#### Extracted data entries
╭──

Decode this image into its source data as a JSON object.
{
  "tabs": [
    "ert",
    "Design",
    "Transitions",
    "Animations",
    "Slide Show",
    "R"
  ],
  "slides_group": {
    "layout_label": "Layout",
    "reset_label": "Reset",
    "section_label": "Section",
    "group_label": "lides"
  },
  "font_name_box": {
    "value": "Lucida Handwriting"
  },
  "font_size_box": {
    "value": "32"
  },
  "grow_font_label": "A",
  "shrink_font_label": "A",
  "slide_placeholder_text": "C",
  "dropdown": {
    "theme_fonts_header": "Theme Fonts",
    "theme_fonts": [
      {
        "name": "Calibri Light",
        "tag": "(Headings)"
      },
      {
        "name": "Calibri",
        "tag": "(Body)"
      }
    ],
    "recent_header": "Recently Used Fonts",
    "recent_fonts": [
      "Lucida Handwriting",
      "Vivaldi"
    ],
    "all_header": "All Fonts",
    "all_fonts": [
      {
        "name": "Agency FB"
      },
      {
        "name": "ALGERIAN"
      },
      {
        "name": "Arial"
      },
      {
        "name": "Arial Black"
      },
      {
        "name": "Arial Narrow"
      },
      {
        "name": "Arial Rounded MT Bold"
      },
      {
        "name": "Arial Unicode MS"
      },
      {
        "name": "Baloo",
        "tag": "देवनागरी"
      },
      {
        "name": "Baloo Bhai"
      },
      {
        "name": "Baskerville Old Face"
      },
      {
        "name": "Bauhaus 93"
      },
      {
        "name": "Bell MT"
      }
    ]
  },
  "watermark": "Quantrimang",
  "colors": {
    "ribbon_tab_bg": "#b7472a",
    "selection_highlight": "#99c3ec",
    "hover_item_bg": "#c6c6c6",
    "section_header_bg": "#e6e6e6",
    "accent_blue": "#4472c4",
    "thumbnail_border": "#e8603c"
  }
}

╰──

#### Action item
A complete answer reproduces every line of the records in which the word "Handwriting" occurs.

#### Exercise output
    "value": "Lucida Handwriting"
      "Lucida Handwriting",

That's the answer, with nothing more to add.